EXERCISE DIRECTIONS - Search the data below for the string "PythonProject" and copy all lines where it shows up.
SOURCE DATA START
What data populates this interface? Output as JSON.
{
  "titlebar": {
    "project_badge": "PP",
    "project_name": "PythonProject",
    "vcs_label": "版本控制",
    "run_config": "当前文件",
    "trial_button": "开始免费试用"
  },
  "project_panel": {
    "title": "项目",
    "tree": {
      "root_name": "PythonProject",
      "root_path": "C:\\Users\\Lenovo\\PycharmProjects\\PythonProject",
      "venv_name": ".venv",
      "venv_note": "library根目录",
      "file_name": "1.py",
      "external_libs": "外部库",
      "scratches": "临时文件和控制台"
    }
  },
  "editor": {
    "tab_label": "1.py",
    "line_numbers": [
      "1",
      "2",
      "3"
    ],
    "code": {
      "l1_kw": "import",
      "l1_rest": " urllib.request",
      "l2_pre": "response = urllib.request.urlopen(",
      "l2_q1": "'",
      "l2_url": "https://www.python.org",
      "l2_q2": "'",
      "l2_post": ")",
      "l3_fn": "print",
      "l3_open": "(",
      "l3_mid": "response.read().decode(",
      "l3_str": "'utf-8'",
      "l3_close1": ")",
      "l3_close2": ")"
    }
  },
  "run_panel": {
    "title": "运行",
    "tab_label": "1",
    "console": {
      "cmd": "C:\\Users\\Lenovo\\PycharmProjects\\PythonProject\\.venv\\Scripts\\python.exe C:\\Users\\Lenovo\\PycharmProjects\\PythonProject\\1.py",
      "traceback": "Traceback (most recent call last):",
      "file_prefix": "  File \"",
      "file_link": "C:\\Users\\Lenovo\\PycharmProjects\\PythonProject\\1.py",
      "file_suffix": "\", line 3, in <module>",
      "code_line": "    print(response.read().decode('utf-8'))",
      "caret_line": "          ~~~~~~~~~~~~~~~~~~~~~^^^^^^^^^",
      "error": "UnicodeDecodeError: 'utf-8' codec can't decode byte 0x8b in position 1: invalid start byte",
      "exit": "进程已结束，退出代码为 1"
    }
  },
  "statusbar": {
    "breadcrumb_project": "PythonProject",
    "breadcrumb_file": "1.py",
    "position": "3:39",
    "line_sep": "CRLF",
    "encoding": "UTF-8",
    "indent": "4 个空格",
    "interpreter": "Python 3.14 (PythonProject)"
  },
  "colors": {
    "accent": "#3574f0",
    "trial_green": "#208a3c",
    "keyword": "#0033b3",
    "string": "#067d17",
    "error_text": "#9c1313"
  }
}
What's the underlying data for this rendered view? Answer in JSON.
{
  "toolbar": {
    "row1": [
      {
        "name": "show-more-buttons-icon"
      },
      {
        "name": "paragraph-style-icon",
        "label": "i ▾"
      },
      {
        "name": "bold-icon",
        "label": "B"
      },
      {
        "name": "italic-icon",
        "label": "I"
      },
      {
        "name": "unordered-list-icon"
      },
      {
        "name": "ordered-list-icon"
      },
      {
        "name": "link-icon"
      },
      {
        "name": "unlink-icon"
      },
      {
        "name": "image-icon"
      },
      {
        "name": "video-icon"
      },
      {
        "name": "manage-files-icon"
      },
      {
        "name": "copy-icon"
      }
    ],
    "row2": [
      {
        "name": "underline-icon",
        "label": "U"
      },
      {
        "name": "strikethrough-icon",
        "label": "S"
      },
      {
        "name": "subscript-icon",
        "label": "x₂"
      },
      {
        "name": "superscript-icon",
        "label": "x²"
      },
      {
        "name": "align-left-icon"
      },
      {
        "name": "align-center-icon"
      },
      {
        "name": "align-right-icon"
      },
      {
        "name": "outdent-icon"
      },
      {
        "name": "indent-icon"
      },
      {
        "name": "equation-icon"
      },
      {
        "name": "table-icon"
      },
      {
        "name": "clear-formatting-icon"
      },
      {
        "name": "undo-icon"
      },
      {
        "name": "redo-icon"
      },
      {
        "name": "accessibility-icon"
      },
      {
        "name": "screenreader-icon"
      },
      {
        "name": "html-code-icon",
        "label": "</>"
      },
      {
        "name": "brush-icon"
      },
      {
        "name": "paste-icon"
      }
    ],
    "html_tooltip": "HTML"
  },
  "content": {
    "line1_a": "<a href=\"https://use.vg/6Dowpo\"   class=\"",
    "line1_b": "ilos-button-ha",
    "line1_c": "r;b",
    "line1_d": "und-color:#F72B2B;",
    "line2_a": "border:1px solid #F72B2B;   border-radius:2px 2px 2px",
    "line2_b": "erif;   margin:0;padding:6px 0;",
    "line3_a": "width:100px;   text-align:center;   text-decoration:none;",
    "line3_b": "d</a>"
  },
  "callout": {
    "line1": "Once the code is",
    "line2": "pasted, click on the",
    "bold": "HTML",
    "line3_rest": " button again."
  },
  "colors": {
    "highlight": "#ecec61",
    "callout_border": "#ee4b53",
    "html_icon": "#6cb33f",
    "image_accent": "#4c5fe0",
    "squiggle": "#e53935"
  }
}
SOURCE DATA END
TASK RESULT -
    "project_name": "PythonProject",
      "root_name": "PythonProject",
      "root_path": "C:\\Users\\Lenovo\\PycharmProjects\\PythonProject",
      "cmd": "C:\\Users\\Lenovo\\PycharmProjects\\PythonProject\\.venv\\Scripts\\python.exe C:\\Users\\Lenovo\\PycharmProjects\\PythonProject\\1.py",
      "file_link": "C:\\Users\\Lenovo\\PycharmProjects\\PythonProject\\1.py",
    "breadcrumb_project": "PythonProject",
    "interpreter": "Python 3.14 (PythonProject)"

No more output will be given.